● What you have to do: Could you repeat every entry below word for word, leaving out the pictures?
Exercise material START
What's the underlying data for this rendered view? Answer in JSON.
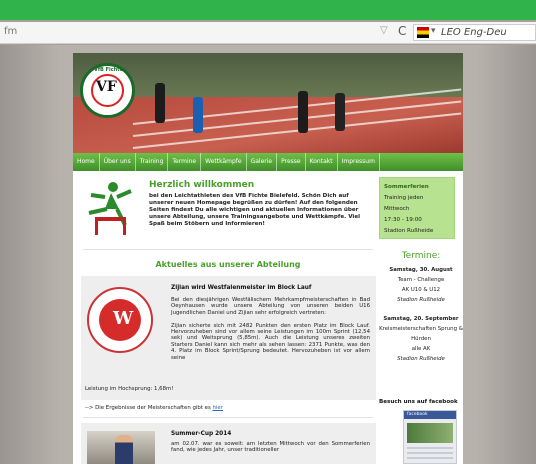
{
  "browser": {
    "url_text": "fm",
    "search_placeholder": "LEO Eng-Deu"
  },
  "nav": [
    "Home",
    "Über uns",
    "Training",
    "Termine",
    "Wettkämpfe",
    "Galerie",
    "Presse",
    "Kontakt",
    "Impressum"
  ],
  "welcome": {
    "title": "Herzlich willkommen",
    "text": "bei den Leichtathleten des VfB Fichte Bielefeld. Schön Dich auf unserer neuen Homepage begrüßen zu dürfen! Auf den folgenden Seiten findest Du alle wichtigen und aktuellen Informationen über unsere Abteilung, unsere Trainingsangebote und Wettkämpfe. Viel Spaß beim Stöbern und Informieren!"
  },
  "summer_box": {
    "title": "Sommerferien",
    "line1": "Training jeden Mittwoch",
    "line2": "17:30 - 19:00",
    "line3": "Stadion Rußheide"
  },
  "news_heading": "Aktuelles aus unserer Abteilung",
  "article1": {
    "title": "Zijian wird Westfalenmeister im Block Lauf",
    "text": "Bei den diesjährigen Westfälischem Mehrkampfmeisterschaften in Bad Oeynhausen wurde unsere Abteilung von unseren beiden U16 Jugendlichen Daniel und Zijian sehr erfolgreich vertreten:",
    "text2": "Zijian sicherte sich mit 2482 Punkten den ersten Platz im Block Lauf. Hervorzuheben sind vor allem seine Leistungen im 100m Sprint (12,54 sek) und Weitsprung (5,85m). Auch die Leistung unseres zweiten Starters Daniel kann sich mehr als sehen lassen: 2371 Punkte, was den 4. Platz im Block Sprint/Sprung bedeutet. Hervozuheben ist vor allem seine",
    "text3": "Leistung im Hochsprung: 1,68m!",
    "link_prefix": "--> Die Ergebnisse der Meisterschaften gibt es",
    "link_text": "hier"
  },
  "article2": {
    "title": "Summer-Cup 2014",
    "text": "am 02.07. war es soweit: am letzten Mittwoch vor den Sommerferien fand, wie jedes Jahr, unser traditioneller"
  },
  "termine": {
    "title": "Termine:",
    "items": [
      {
        "date": "Samstag, 30. August",
        "name": "Team - Challenge",
        "group": "AK U10 & U12",
        "place": "Stadion Rußheide"
      },
      {
        "date": "Samstag, 20. September",
        "name": "Kreismeisterschaften Sprung & Hürden",
        "group": "alle AK",
        "place": "Stadion Rußheide"
      }
    ]
  },
  "facebook": {
    "title": "Besuch uns auf facebook",
    "label": "facebook"
  },
  "colors": {
    "brand_green": "#4aa02c",
    "browser_green": "#2fb34a",
    "summer_box": "#b7e28f"
  }
}
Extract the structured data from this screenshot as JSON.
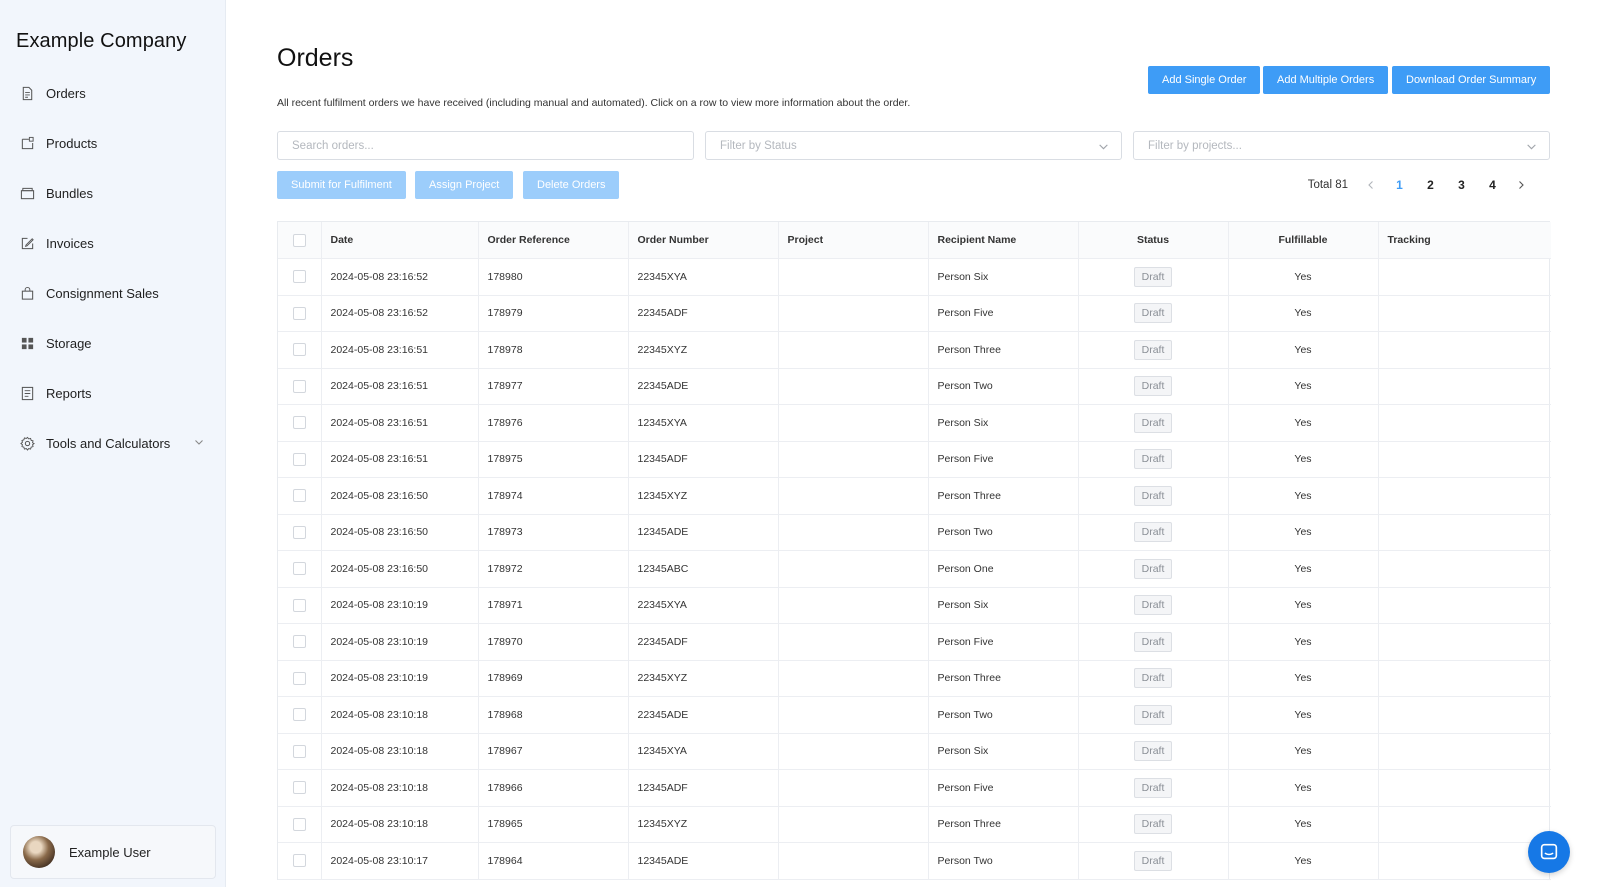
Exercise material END
● Reply to the task:
What's the underlying data for this rendered view? Answer in JSON.
{
  "browser": {
    "url_text": "fm",
    "search_placeholder": "LEO Eng-Deu"
  },
  "nav": [
    "Home",
    "Über uns",
    "Training",
    "Termine",
    "Wettkämpfe",
    "Galerie",
    "Presse",
    "Kontakt",
    "Impressum"
  ],
  "welcome": {
    "title": "Herzlich willkommen",
    "text": "bei den Leichtathleten des VfB Fichte Bielefeld. Schön Dich auf unserer neuen Homepage begrüßen zu dürfen! Auf den folgenden Seiten findest Du alle wichtigen und aktuellen Informationen über unsere Abteilung, unsere Trainingsangebote und Wettkämpfe. Viel Spaß beim Stöbern und Informieren!"
  },
  "summer_box": {
    "title": "Sommerferien",
    "line1": "Training jeden Mittwoch",
    "line2": "17:30 - 19:00",
    "line3": "Stadion Rußheide"
  },
  "news_heading": "Aktuelles aus unserer Abteilung",
  "article1": {
    "title": "Zijian wird Westfalenmeister im Block Lauf",
    "text": "Bei den diesjährigen Westfälischem Mehrkampfmeisterschaften in Bad Oeynhausen wurde unsere Abteilung von unseren beiden U16 Jugendlichen Daniel und Zijian sehr erfolgreich vertreten:",
    "text2": "Zijian sicherte sich mit 2482 Punkten den ersten Platz im Block Lauf. Hervorzuheben sind vor allem seine Leistungen im 100m Sprint (12,54 sek) und Weitsprung (5,85m). Auch die Leistung unseres zweiten Starters Daniel kann sich mehr als sehen lassen: 2371 Punkte, was den 4. Platz im Block Sprint/Sprung bedeutet. Hervozuheben ist vor allem seine",
    "text3": "Leistung im Hochsprung: 1,68m!",
    "link_prefix": "--> Die Ergebnisse der Meisterschaften gibt es",
    "link_text": "hier"
  },
  "article2": {
    "title": "Summer-Cup 2014",
    "text": "am 02.07. war es soweit: am letzten Mittwoch vor den Sommerferien fand, wie jedes Jahr, unser traditioneller"
  },
  "termine": {
    "title": "Termine:",
    "items": [
      {
        "date": "Samstag, 30. August",
        "name": "Team - Challenge",
        "group": "AK U10 & U12",
        "place": "Stadion Rußheide"
      },
      {
        "date": "Samstag, 20. September",
        "name": "Kreismeisterschaften Sprung & Hürden",
        "group": "alle AK",
        "place": "Stadion Rußheide"
      }
    ]
  },
  "facebook": {
    "title": "Besuch uns auf facebook",
    "label": "facebook"
  },
  "colors": {
    "brand_green": "#4aa02c",
    "browser_green": "#2fb34a",
    "summer_box": "#b7e28f"
  }
}
Extract the structured data from this screenshot as JSON.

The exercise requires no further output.